  44. International Labour  Organization, “ILO Indicators of Forced Labour,” http://bit.ly/1K3MSNz (accessed on 59Barbara Wycisk, all further quotes taken from a conversation with the author, April 29, 2016.
  45. “Barbara Wycisk, all further quotes taken from a conversation with the author, April 29, 2016.
  46. “Pracownicy z Korei Północnej w Wilanowie. ‘Tu budują niewolnicy!’” Tvn Warszawa 24, May 1, 2016, http://bit.ly/28YEJSl (accessed on June 17, 2016).
  47. Andrei Lankov, “How much money do North Koreans make?” NK News, March 25, 2014, http://bit.ly/28YwbJJ (accessed on June 17, 2016).
  48. “Poland to see minimum wage hike from start-2016,” Radio Poland, September 16, 2015, http://bit.ly/28YlupW (accessed on June 17, 2016).
  49. Jacek Białas, all further quotes taken from a phone interview with the author, April 19, 2016.
  50. Rafał Tomański, “Polska w budowie,” http://bit.ly/28YDulX.
  51. “Cash for Kim, VICE Germany, http://bit.ly/1XnT13Q.
  52. European Parliament, “Charter of Fundamental Rights of the European Union,” http://bit.ly/1cOQRQV (accessed on June 17, 2016).
  53. “Directive 2011/98/EU of the European Parliament and of the Council of 13th December 2011,” Official Journal of the European Union, December 23, 2011, http://bit.ly/28YEOp9 (accessed on June 17, 2016).
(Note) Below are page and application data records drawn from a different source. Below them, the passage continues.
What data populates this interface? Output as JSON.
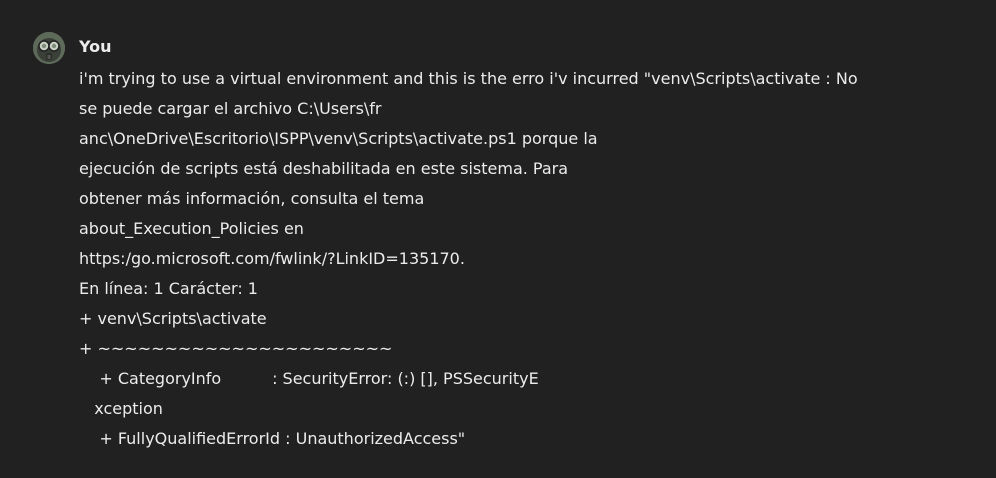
{
  "message": {
    "author": "You",
    "avatar_icon": "gas-mask-avatar-icon",
    "lines": [
      "i'm trying to use a virtual environment and this is the erro i'v incurred \"venv\\Scripts\\activate : No",
      "se puede cargar el archivo C:\\Users\\fr",
      "anc\\OneDrive\\Escritorio\\ISPP\\venv\\Scripts\\activate.ps1 porque la",
      "ejecución de scripts está deshabilitada en este sistema. Para",
      "obtener más información, consulta el tema",
      "about_Execution_Policies en",
      "https:/go.microsoft.com/fwlink/?LinkID=135170.",
      "En línea: 1 Carácter: 1",
      "+ venv\\Scripts\\activate",
      "+ ~~~~~~~~~~~~~~~~~~~~~~",
      "    + CategoryInfo          : SecurityError: (:) [], PSSecurityE",
      "   xception",
      "    + FullyQualifiedErrorId : UnauthorizedAccess\""
    ]
  },
  "colors": {
    "background": "#212121",
    "text": "#ececec",
    "avatar_bg": "#6a7466"
  }
}
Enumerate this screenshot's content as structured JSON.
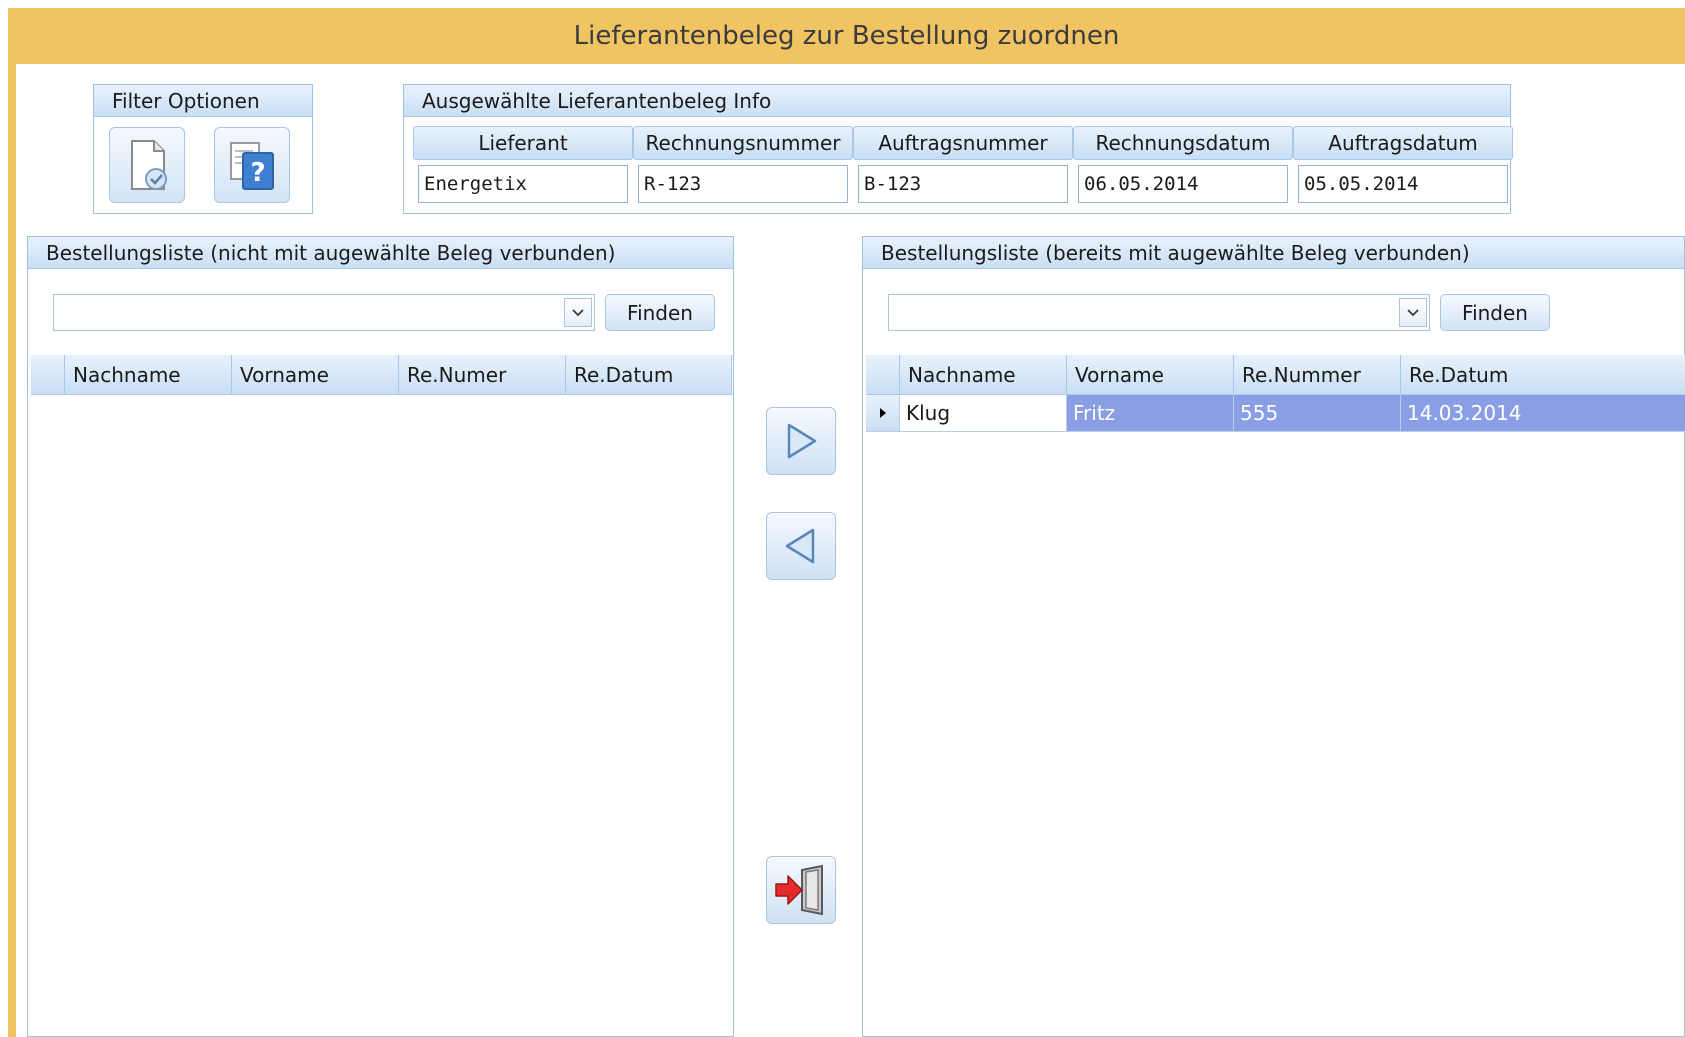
{
  "window": {
    "title": "Lieferantenbeleg zur Bestellung zuordnen"
  },
  "filter": {
    "title": "Filter Optionen",
    "buttons": [
      {
        "icon": "document-check-icon"
      },
      {
        "icon": "document-help-icon"
      }
    ]
  },
  "info": {
    "title": "Ausgewählte Lieferantenbeleg Info",
    "fields": [
      {
        "label": "Lieferant",
        "value": "Energetix"
      },
      {
        "label": "Rechnungsnummer",
        "value": "R-123"
      },
      {
        "label": "Auftragsnummer",
        "value": "B-123"
      },
      {
        "label": "Rechnungsdatum",
        "value": "06.05.2014"
      },
      {
        "label": "Auftragsdatum",
        "value": "05.05.2014"
      }
    ]
  },
  "left_list": {
    "title": "Bestellungsliste (nicht mit augewählte Beleg verbunden)",
    "search_value": "",
    "find_label": "Finden",
    "columns": [
      "Nachname",
      "Vorname",
      "Re.Numer",
      "Re.Datum"
    ],
    "rows": []
  },
  "right_list": {
    "title": "Bestellungsliste (bereits mit  augewählte Beleg verbunden)",
    "search_value": "",
    "find_label": "Finden",
    "columns": [
      "Nachname",
      "Vorname",
      "Re.Nummer",
      "Re.Datum"
    ],
    "rows": [
      {
        "nachname": "Klug",
        "vorname": "Fritz",
        "nummer": "555",
        "datum": "14.03.2014"
      }
    ]
  },
  "actions": {
    "assign_icon": "arrow-right-icon",
    "unassign_icon": "arrow-left-icon",
    "exit_icon": "exit-door-icon"
  },
  "colors": {
    "title_bar": "#f0c463",
    "selection": "#8a9ee6",
    "header_gradient_top": "#e9f2fc",
    "header_gradient_bottom": "#c9def4"
  }
}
  54. European Council, “North Korea: EU expands restrictive measures,” http://bit.ly/1q68BTD.
  55. United Nations Security Council, “Resolution 2270 (2016),” http://bit.ly/1RHqSPt (accessed on June 17, 2016).
  56. “North Korea putting thousands into forced labour abroad, UN says,” The Guardian, October 29, 2015, http://bit.ly/28Zm2lg (accessed on June 17, 2016).
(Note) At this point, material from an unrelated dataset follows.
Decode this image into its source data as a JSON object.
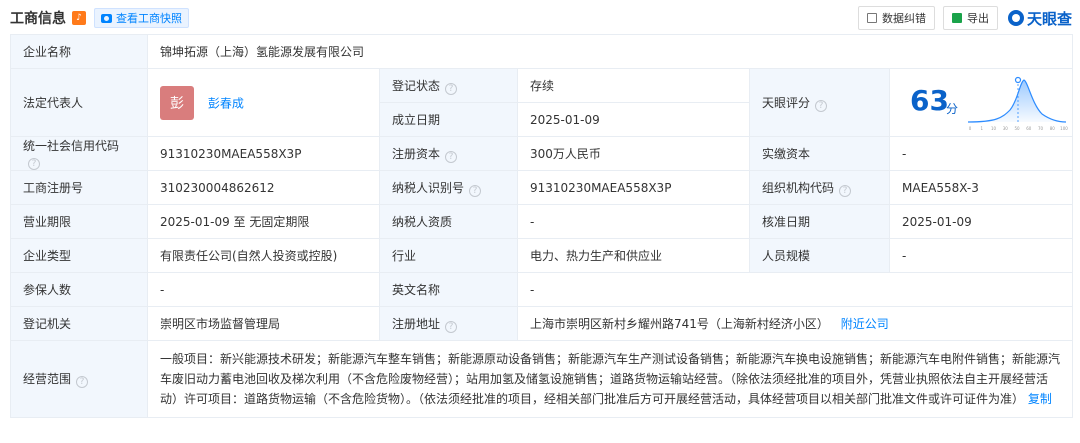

  57. United Nations Human Rights “International Covenant on Civil and Political Rights,” http://bit.ly/Jz4HwZ (accessed on June 17, 2016).
  58. “U.N. Blocks Rights Move by North Korea,” The New York Times, October 31, 1997, http://nyti.ms/292jFNy (accessed on June 17, 2016).
Lorenzo Berardi

Lorenzo Berardi

is a freelance journalist based in Warsaw. He is a contributor for Lettera43, The Varsovian, Polonicult and former correspondent of Lettera43 from the UK.